**Exercise:** Scan the lines below for "price" and copy the matches.

**Dataset entries:**

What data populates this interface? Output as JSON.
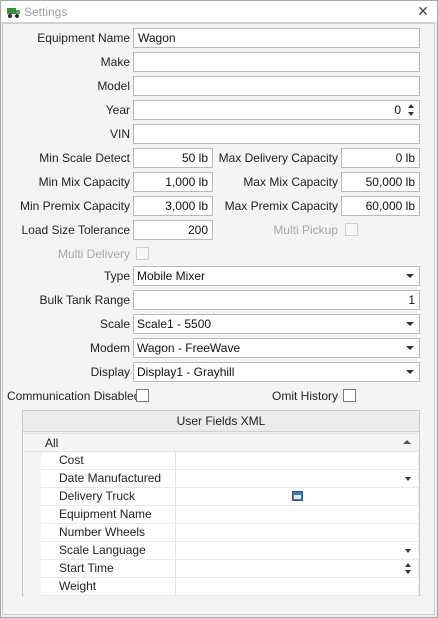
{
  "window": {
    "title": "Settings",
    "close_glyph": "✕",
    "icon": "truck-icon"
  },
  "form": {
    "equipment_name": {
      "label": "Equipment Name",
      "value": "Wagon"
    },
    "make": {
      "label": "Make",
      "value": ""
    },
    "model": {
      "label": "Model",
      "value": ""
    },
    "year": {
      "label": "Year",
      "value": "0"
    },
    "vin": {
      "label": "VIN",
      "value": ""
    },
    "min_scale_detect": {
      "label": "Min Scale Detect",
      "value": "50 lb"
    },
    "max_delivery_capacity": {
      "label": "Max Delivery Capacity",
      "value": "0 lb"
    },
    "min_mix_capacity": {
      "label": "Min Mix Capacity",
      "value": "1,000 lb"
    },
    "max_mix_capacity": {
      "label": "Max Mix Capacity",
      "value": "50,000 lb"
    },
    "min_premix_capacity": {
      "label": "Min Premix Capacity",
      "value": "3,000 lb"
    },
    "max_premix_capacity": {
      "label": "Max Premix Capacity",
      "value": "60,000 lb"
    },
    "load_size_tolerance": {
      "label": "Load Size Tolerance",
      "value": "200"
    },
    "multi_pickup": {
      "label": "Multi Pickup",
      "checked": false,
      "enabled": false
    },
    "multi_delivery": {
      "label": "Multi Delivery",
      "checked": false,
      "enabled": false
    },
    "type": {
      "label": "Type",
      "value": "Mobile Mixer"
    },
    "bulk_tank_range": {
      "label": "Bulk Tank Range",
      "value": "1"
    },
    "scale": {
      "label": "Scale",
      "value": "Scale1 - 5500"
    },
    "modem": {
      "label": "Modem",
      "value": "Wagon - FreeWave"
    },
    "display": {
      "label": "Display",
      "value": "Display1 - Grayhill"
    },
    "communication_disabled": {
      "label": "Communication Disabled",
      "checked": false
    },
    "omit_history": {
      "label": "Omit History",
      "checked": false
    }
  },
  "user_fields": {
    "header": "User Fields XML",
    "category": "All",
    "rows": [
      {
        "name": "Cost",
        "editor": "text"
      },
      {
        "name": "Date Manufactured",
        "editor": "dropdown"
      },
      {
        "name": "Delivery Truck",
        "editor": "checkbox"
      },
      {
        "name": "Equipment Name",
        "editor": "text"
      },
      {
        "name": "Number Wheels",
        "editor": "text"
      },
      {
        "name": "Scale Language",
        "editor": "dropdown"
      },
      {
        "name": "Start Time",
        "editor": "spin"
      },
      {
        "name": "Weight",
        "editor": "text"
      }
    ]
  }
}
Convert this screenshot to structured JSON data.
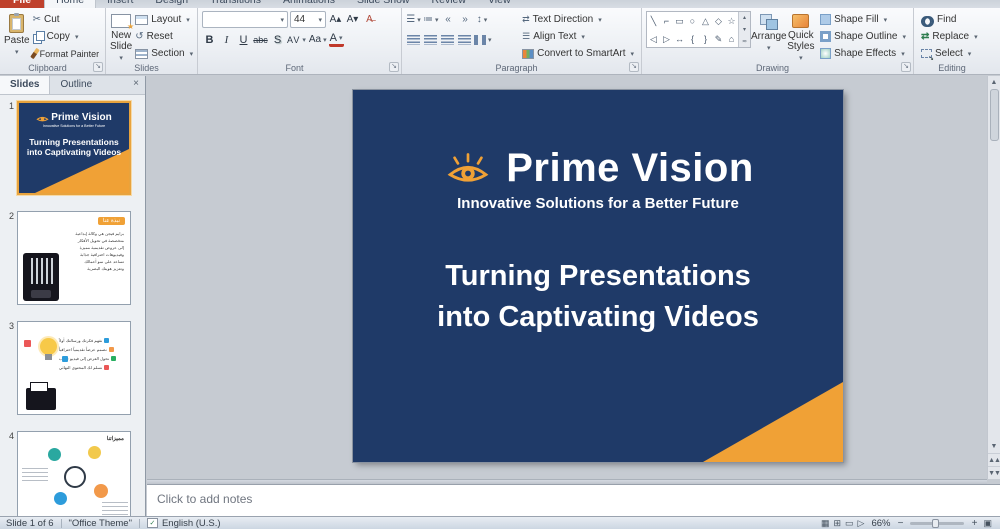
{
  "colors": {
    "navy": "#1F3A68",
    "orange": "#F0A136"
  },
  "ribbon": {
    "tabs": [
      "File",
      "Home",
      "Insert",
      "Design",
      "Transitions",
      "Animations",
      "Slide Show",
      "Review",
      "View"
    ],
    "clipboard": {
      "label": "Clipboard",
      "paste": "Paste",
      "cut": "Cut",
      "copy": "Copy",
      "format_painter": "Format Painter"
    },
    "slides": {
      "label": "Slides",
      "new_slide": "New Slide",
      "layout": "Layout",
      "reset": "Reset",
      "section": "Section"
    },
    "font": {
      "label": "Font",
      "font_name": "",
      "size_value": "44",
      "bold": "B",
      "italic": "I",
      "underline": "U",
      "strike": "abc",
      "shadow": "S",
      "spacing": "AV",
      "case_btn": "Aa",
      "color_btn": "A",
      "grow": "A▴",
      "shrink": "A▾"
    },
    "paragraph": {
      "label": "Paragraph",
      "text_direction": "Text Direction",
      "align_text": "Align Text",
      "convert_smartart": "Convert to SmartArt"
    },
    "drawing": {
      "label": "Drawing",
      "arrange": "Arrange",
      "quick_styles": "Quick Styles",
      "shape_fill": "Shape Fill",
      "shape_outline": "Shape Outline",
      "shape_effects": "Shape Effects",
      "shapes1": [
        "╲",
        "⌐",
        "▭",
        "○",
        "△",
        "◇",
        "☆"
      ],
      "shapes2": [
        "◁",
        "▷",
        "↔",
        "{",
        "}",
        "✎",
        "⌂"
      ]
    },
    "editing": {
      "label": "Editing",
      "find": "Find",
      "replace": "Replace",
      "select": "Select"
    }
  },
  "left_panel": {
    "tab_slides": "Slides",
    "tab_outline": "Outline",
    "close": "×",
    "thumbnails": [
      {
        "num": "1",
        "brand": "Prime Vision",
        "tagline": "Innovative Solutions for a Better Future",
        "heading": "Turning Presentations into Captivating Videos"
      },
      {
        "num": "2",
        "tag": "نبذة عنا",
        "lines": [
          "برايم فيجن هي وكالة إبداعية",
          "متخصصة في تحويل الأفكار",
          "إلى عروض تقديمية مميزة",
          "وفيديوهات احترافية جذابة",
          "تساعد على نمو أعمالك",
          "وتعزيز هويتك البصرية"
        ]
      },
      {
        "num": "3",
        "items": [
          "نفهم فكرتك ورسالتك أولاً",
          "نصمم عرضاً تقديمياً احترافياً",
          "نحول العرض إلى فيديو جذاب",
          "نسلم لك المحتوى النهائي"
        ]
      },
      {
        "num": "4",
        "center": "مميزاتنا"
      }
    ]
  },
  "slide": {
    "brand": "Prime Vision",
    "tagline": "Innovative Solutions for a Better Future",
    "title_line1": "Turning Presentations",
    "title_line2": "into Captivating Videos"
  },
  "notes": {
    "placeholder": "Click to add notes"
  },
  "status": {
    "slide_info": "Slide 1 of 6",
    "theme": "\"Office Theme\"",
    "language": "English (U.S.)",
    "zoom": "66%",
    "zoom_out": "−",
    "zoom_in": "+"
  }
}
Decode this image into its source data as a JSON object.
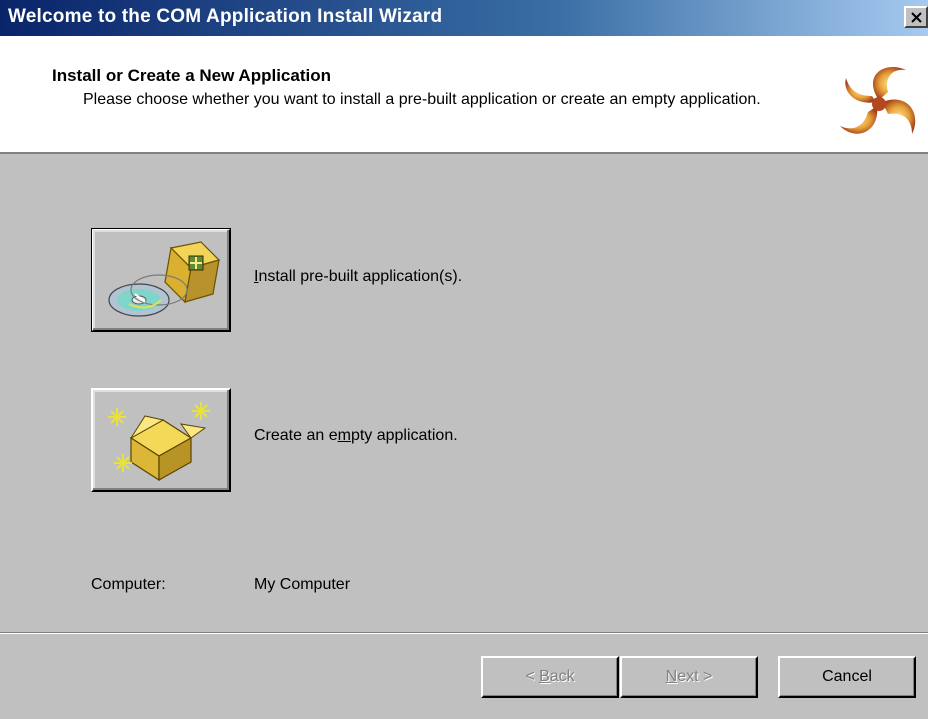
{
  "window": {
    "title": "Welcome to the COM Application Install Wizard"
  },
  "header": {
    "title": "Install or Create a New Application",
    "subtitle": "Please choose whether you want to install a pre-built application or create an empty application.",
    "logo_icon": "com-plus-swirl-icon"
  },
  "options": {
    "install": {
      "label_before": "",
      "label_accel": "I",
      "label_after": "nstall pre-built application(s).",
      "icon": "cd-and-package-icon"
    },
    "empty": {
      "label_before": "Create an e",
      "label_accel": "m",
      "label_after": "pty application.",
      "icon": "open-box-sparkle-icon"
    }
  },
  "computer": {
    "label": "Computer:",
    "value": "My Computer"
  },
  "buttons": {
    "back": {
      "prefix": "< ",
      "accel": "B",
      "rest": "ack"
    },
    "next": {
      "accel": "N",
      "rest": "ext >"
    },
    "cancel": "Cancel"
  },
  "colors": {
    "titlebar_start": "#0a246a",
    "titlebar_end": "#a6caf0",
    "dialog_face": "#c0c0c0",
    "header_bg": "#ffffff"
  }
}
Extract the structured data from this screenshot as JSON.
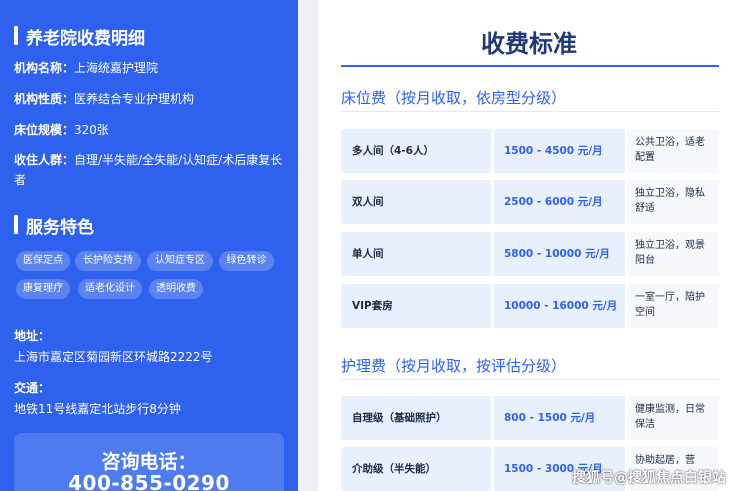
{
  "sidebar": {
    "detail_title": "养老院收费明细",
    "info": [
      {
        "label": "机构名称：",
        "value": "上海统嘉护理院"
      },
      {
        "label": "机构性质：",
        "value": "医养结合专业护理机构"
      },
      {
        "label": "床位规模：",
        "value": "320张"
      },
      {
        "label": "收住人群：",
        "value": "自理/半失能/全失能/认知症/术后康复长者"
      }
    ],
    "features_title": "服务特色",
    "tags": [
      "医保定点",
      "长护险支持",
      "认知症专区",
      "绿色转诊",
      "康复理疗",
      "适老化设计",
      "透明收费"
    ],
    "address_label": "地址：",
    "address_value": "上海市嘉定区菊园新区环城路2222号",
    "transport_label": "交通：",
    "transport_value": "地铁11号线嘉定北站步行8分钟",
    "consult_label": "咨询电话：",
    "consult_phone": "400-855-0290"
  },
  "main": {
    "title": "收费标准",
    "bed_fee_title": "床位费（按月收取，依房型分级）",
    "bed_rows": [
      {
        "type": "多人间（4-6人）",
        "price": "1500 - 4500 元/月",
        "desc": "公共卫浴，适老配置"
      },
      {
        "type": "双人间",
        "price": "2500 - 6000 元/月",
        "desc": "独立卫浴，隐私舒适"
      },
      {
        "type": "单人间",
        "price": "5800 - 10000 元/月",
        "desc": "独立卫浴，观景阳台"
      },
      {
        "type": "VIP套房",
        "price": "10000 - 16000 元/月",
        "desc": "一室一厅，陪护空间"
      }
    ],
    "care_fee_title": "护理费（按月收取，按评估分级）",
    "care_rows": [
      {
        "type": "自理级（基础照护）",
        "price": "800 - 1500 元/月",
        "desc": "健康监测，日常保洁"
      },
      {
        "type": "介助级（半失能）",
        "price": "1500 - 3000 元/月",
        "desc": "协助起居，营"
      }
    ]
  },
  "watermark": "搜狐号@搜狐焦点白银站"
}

**Task solution:**
        "price": "1500 - 4500 元/月",
        "price": "2500 - 6000 元/月",
        "price": "5800 - 10000 元/月",
        "price": "10000 - 16000 元/月",
        "price": "800 - 1500 元/月",
        "price": "1500 - 3000 元/月",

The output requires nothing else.